County sales tax the best alternative for roads

SOMETIMES A WORD WITH just a few letters can evoke a huge visceral response. Most often, it can be a word with four letters, but sometimes it takes just three letters – like t, a and x.

Just mention the word, as in a half-percent county sales tax, and some people will automatically and unalterably voice their opposition.

The same people who will pay 95 cents today for a hamburger at a fast-food restaurant that cost them 79 cents 10 years ago, or $1.48 for a loaf of bread that cost them 97 cents in 2006, without protest will scream loudly and write letters to the editor when their county government proposes that they pay an additional 1 cent on every $2 they spend in the form of a county sales tax.

Never mind that the county’s property tax levy – the total tax bill that every county taxpayer shares in to support county government – has gone up only 9 percent over the past decade, as opposed to 20 percent for that hamburger and more than 50 percent for that loaf of bread.

That’s because the message has been drummed repeatedly that tax is a dirty word, all taxes are a bad thing and no tax should be raised, ever, no matter what the reason or impact.
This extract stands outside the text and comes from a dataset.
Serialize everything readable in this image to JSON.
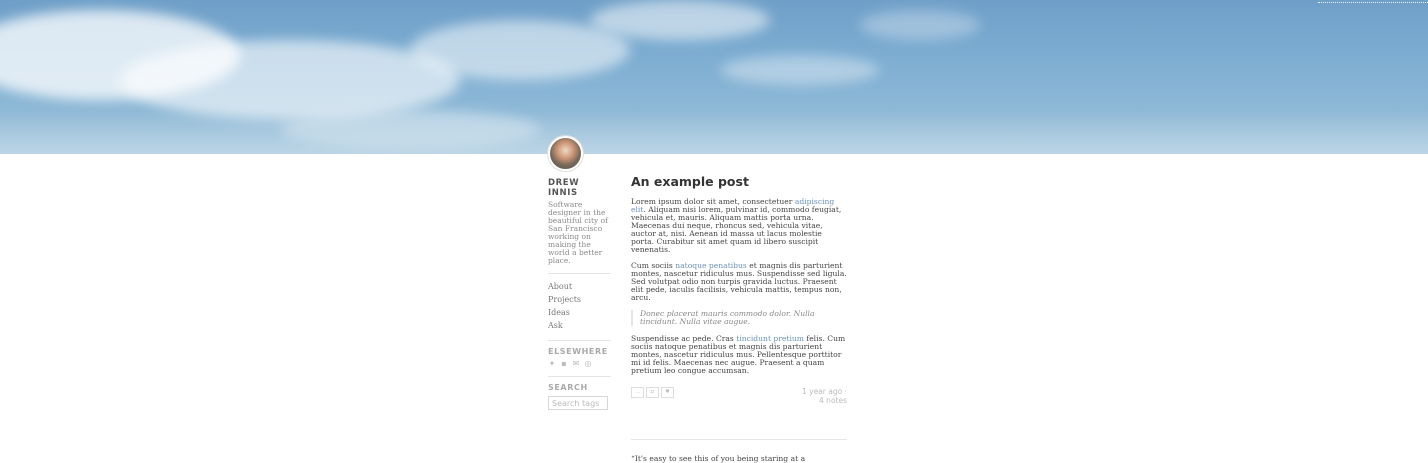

The proposed county sales tax – authorized by the state in 1985 and already adopted by 62 of the state’s 72 counties – would be earmarked specifically to finance highway maintenance and upkeep, by both the county and local municipalities, through a unique proposal to share a portion of the sales tax proceeds with all of the county’s cities, towns and villages based on equalized property valuation.

Of the many services provided by county government, roads are certainly one of the most widely utilized by all county residents. But like many other levels of government, the county has been challenged to keep up with necessary road repair and maintenance.
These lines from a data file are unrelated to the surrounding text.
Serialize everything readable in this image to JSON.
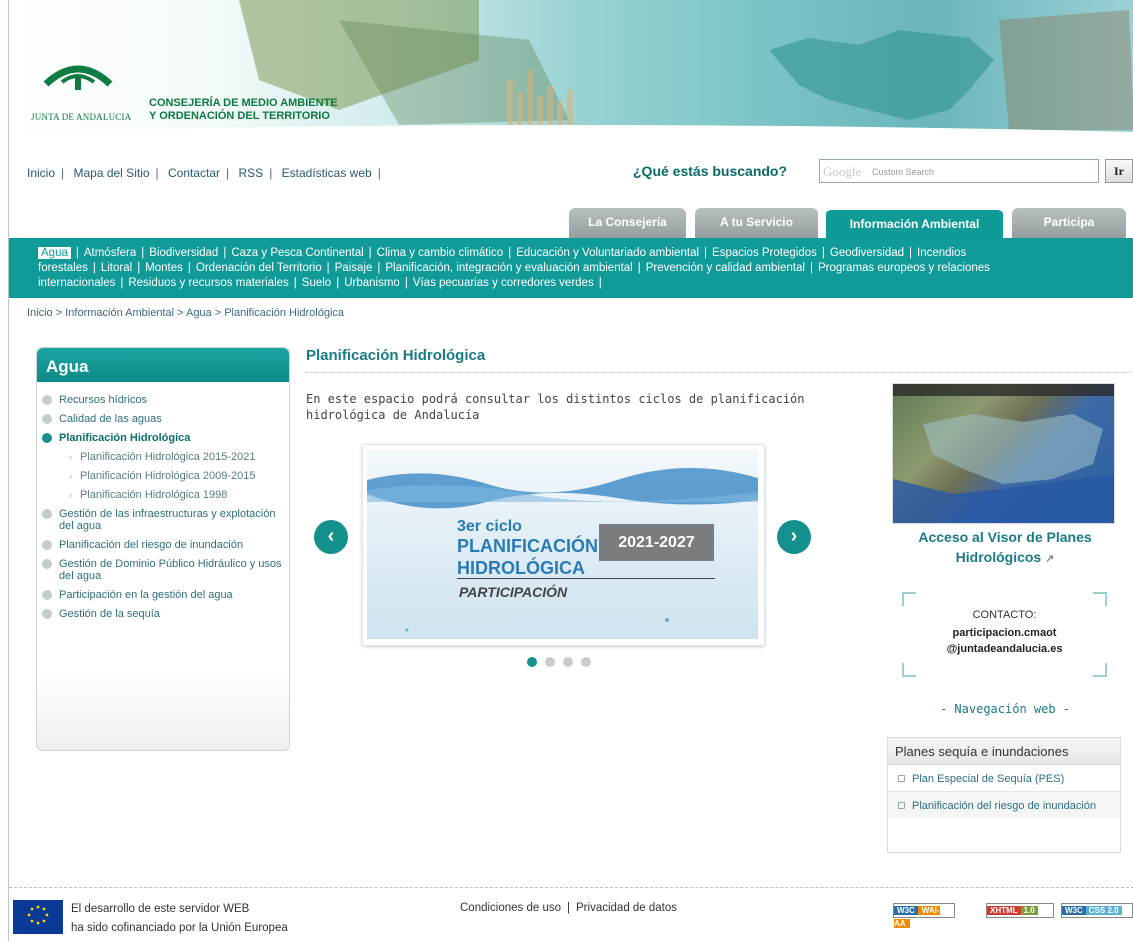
{
  "header": {
    "logo_text": "JUNTA DE ANDALUCIA",
    "consejeria_line1": "CONSEJERÍA DE MEDIO AMBIENTE",
    "consejeria_line2": "Y ORDENACIÓN DEL TERRITORIO"
  },
  "topnav": {
    "items": [
      "Inicio",
      "Mapa del Sitio",
      "Contactar",
      "RSS",
      "Estadísticas web"
    ],
    "sep": "|"
  },
  "search": {
    "label": "¿Qué estás buscando?",
    "google_logo": "Google",
    "placeholder": "Custom Search",
    "button": "Ir"
  },
  "tabs": [
    "La Consejería",
    "A tu Servicio",
    "Información Ambiental",
    "Participa"
  ],
  "active_tab": "Información Ambiental",
  "subnav": [
    "Agua",
    "Atmósfera",
    "Biodiversidad",
    "Caza y Pesca Continental",
    "Clima y cambio climático",
    "Educación y Voluntariado ambiental",
    "Espacios Protegidos",
    "Geodiversidad",
    "Incendios forestales",
    "Litoral",
    "Montes",
    "Ordenación del Territorio",
    "Paisaje",
    "Planificación, integración y evaluación ambiental",
    "Prevención y calidad ambiental",
    "Programas europeos y relaciones internacionales",
    "Residuos y recursos materiales",
    "Suelo",
    "Urbanismo",
    "Vías pecuarias y corredores verdes"
  ],
  "breadcrumb": "Inicio > Información Ambiental > Agua > Planificación Hidrológica",
  "sidebar": {
    "title": "Agua",
    "items": [
      {
        "label": "Recursos hídricos",
        "type": "item"
      },
      {
        "label": "Calidad de las aguas",
        "type": "item"
      },
      {
        "label": "Planificación Hidrológica",
        "type": "active"
      },
      {
        "label": "Planificación Hidrológica 2015-2021",
        "type": "sub"
      },
      {
        "label": "Planificación Hidrológica 2009-2015",
        "type": "sub"
      },
      {
        "label": "Planificación Hidrológica 1998",
        "type": "sub"
      },
      {
        "label": "Gestión de las infraestructuras y explotación del agua",
        "type": "item"
      },
      {
        "label": "Planificación del riesgo de inundación",
        "type": "item"
      },
      {
        "label": "Gestión de Dominio Público Hidráulico y usos del agua",
        "type": "item"
      },
      {
        "label": "Participación en la gestión del agua",
        "type": "item"
      },
      {
        "label": "Gestión de la sequía",
        "type": "item"
      }
    ]
  },
  "main": {
    "title": "Planificación Hidrológica",
    "intro": "En este espacio podrá consultar los distintos ciclos de planificación hidrológica de Andalucía",
    "slide": {
      "ciclo": "3er ciclo",
      "plan_line1": "PLANIFICACIÓN",
      "plan_line2": "HIDROLÓGICA",
      "years": "2021-2027",
      "participacion": "PARTICIPACIÓN"
    },
    "prev": "‹",
    "next": "›",
    "dots_total": 4,
    "dots_active": 1
  },
  "right": {
    "visor_line1": "Acceso al Visor de Planes",
    "visor_line2": "Hidrológicos",
    "contact_title": "CONTACTO:",
    "contact_mail1": "participacion.cmaot",
    "contact_mail2": "@juntadeandalucia.es",
    "navweb": "- Navegación web -",
    "panel_title": "Planes sequía e inundaciones",
    "panel_items": [
      "Plan Especial de Sequía (PES)",
      "Planificación del riesgo de inundación"
    ]
  },
  "footer": {
    "eu_line1": "El desarrollo de este servidor WEB",
    "eu_line2": "ha sido cofinanciado por la Unión Europea",
    "conditions": "Condiciones de uso",
    "privacy": "Privacidad de datos",
    "badge1a": "W3C",
    "badge1b": "WAI-AA",
    "badge2a": "XHTML",
    "badge2b": "1.0",
    "badge3a": "W3C",
    "badge3b": "CSS 2.0"
  },
  "colors": {
    "accent": "#119b98",
    "link": "#1a7a86"
  },
  "icons": [
    "junta-logo-icon",
    "chevron-left-icon",
    "chevron-right-icon",
    "external-link-icon",
    "eu-flag-icon",
    "bullet-icon"
  ]
}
Those blindly opposed to all taxes and tax increases have scrambled to propose alternatives, such as increased borrowing or reducing other county services, but those would cost the county and, more importantly, county taxpayers more in the long run.

Sheboygan County has already cut and controlled services and costs over the past 15 years to a degree unmatched by most levels of government. County facilities have been privatized, closed or consolidated; departments have been combined to provide greater efficiencies; and the number of employees and county payroll have both been significantly reduced over that period.

Increased borrowing would have to be paid for by future taxpayers, while adopting a sales tax would enable the county to reduce its future borrowing – meaning more savings for taxpayers.

Cutting services to the level needed to finance needed roadwork would create undue hardships for those of all ages and stations among us who depend on them, not to mention the peril to public safety, health and welfare that would create.

Nobody likes to pay more taxes or see new taxes. They are an added hardship for all of us, there is no denying.

But to blindly oppose a half-percent county sales tax, even when that is reasonable and preferable to the alternatives – deteriorating, unsafe roads; increased borrowing costs; unsafe cuts to other county services – is an even greater hardship and disservice.

It will be worth the less than half-a-cent extra paid in tax on that hamburger to guarantee safe roads for all of us.

Most recent cover pages:

Copyright 2009-2019 The Plymouth Review, All Rights Reserved

Contact Information

113 E. Mill St., Plymouth WI 53073
Local: 920-893-6411 Toll Free: 1-877-467-6591
Fax: 920-893-5505